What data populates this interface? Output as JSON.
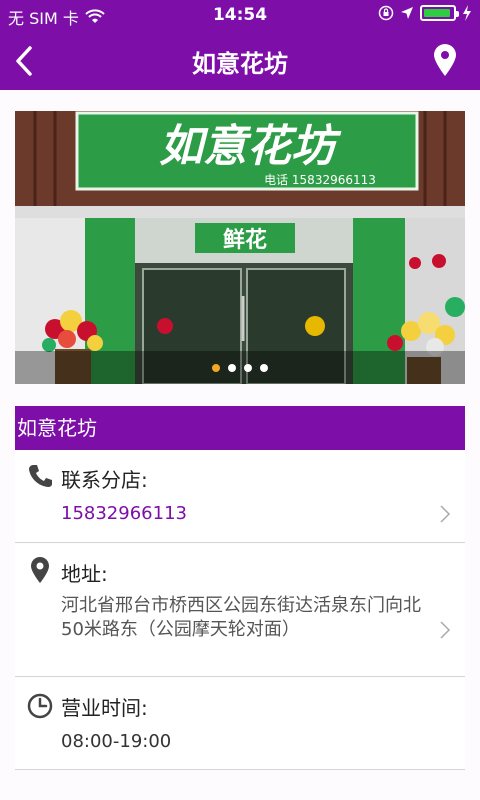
{
  "status_bar": {
    "carrier": "无 SIM 卡",
    "time": "14:54",
    "battery_level": 0.95,
    "battery_color": "#2ecc40"
  },
  "nav": {
    "title": "如意花坊",
    "back_icon": "chevron-left-icon",
    "location_icon": "map-pin-icon"
  },
  "banner": {
    "sign_text": "如意花坊",
    "sign_phone": "电话 15832966113",
    "door_sign": "鲜花",
    "slide_count": 4,
    "active_slide": 0,
    "active_dot_color": "#f5a623"
  },
  "shop": {
    "name": "如意花坊",
    "contact_label": "联系分店:",
    "phone": "15832966113",
    "address_label": "地址:",
    "address": "河北省邢台市桥西区公园东街达活泉东门向北50米路东（公园摩天轮对面）",
    "hours_label": "营业时间:",
    "hours": "08:00-19:00"
  },
  "colors": {
    "brand_purple": "#7d0ea8",
    "sign_green": "#2d9c46"
  }
}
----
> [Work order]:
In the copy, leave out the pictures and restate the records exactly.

> [Answer for the task]:
What data populates this interface? Output as JSON.
{
  "status_bar": {
    "carrier": "无 SIM 卡",
    "time": "14:54",
    "battery_level": 0.95,
    "battery_color": "#2ecc40"
  },
  "nav": {
    "title": "如意花坊",
    "back_icon": "chevron-left-icon",
    "location_icon": "map-pin-icon"
  },
  "banner": {
    "sign_text": "如意花坊",
    "sign_phone": "电话 15832966113",
    "door_sign": "鲜花",
    "slide_count": 4,
    "active_slide": 0,
    "active_dot_color": "#f5a623"
  },
  "shop": {
    "name": "如意花坊",
    "contact_label": "联系分店:",
    "phone": "15832966113",
    "address_label": "地址:",
    "address": "河北省邢台市桥西区公园东街达活泉东门向北50米路东（公园摩天轮对面）",
    "hours_label": "营业时间:",
    "hours": "08:00-19:00"
  },
  "colors": {
    "brand_purple": "#7d0ea8",
    "sign_green": "#2d9c46"
  }
}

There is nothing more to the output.